Table View is integrated in the Grid View and allows you to view recurring elements in table form. Table View is different from the normal Grid View in that it creates a column for each child-type of the element displayed as a table. You can then modify properties for entire columns or selections. For instance, consider the following XML document:
The document element is article, and article has the following sequence of child elements: one title element, four sect1 elements, and one appendix element. Each sect1 and appendix element has one title element followed by any number of para or simpara elements. The normal Grid View of this document is as follows:
Now here is the Table View of this document—more correctly, that of the article element. (To get this view: select the article element in normal Grid View (by clicking on it) and click the Display as Table icon . Alternatively, select the menu item XML | Table | Display as Table (F12).)
Notice that each child element of article (the element displayed as a table)—that is, title, sect1, and appendix—has been assigned a column and that each occurrence of each child-type is listed in the appropriate column. Note also that the table structure extends only to the child level (the sect1 elements themselves are not displayed as a table). In order to display sect1 elements as a table, select any of the sect1 elements in the sect1 column, and click . The sect1 elements are now displayed in a table (see screenshot below): each of their child elements is assigned a column in the sect1 table.
In each column, if a child element (title, simpara, or para) exists for one of the four occurrences of sect1, then that cell has a white background (e.g. simpara in the first sect1). If a child does not exist for an occurrence then the corresponding cell has a gray background (e.g. para in first sect1). It should be apparent, therefore, that columns were assigned by taking a union of all child elements of all sect1 occurrences, and creating a column for each unique child-type.
|Note:||Attributes are also considered child nodes, and columns are also created for attributes. You can switch between normal Grid View and Table View by selecting the desired element and clicking or F12. If you are viewing the document in Table View and you switch to Text View, when you switch back to Grid View the document will display in normal Grid View.|
You can manipulate table data in the following ways:
•Drag-and-drop column headers to move columns.
•Sort column data for text nodes using the menu command XML | Table | Ascending Sort (also Descending Sort).
•Append (or insert) rows using the menu command XML | Table | Insert Row (also Append Row).

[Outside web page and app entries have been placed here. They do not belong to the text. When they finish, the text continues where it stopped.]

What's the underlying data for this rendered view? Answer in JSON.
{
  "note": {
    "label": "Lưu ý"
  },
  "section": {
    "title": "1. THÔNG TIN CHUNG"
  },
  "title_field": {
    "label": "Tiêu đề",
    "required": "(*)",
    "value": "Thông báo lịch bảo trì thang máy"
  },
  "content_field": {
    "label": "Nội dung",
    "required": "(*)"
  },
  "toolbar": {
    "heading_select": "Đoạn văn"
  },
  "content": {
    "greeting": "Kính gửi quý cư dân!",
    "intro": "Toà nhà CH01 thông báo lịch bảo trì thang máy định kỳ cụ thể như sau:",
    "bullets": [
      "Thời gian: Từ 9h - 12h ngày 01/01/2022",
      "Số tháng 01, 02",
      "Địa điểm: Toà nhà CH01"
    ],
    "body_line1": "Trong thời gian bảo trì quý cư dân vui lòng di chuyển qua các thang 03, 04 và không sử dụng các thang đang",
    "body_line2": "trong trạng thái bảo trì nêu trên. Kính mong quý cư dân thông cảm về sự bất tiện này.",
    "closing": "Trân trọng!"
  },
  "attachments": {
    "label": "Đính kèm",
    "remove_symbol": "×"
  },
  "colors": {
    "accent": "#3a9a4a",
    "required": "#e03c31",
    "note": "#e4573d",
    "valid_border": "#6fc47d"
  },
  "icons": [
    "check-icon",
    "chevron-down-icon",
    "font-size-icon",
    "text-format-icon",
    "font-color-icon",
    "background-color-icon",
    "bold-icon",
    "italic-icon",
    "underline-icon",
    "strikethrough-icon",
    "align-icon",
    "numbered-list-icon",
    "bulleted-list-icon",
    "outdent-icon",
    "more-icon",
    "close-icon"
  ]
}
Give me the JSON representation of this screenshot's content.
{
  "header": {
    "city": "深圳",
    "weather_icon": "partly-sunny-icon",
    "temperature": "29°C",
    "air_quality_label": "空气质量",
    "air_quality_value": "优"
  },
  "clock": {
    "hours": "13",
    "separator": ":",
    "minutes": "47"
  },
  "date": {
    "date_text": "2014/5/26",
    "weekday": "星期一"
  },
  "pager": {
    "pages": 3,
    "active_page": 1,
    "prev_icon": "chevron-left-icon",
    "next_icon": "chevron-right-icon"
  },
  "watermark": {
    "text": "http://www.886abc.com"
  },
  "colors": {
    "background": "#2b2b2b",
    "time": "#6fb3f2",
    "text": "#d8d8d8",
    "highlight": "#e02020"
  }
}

You can take advantage of the table structure of data in Table View to exchange data between Table View and a spreadsheet application. To move data from Table View to another application, select the required nodes in the table and use the Copy as Structured Text option to copy/paste the data directly into, say, an Excel sheet. (You can select nodes in Table View by clicking the cells themselves, column headers, row headers, or the entire table. If you click the entire table or column headers, then the text of the column headers is also copied; otherwise it is not.)
The screenshot above shows six item elements displayed as a table in Table View, with two rows selected. To copy these two rows into an Excel sheet, copy them as structured text, and paste them into an Excel sheet. The result will be as shown below. For more details, see the description of the menu command Copy as Structured Text in the user reference section.
Data exchange works in both ways. So you can copy data from any spreadsheet-like application and insert it directly into a table in Table View. Do this as follows:
|1.||Select a range in the external application and copy it (to the clipboard, in Windows systems with Ctrl+C)|
|2.||Select a single cell in Table View of your XML document.|
|3.||Paste the copied data with Ctrl+V.|
The data will be pasted into the table in XMLSpy with a cell structure corresponding to the original structure and starting from the cell selected in Table View. The following points need to be noted:
•If data already exists in these cells in Table View, the new data overwrites the original data.
•If more rows are required to accommodate the new data, these are created.
•If more columns are required to accommodate the new data, these are not created.
•The data in the cells becomes the contents of the elements represented by the respective cells.
For more complex data exchange tasks, XMLSpy also offers a set of unique conversion functions that let you directly import/export XML data from/to any text file, Word document or database.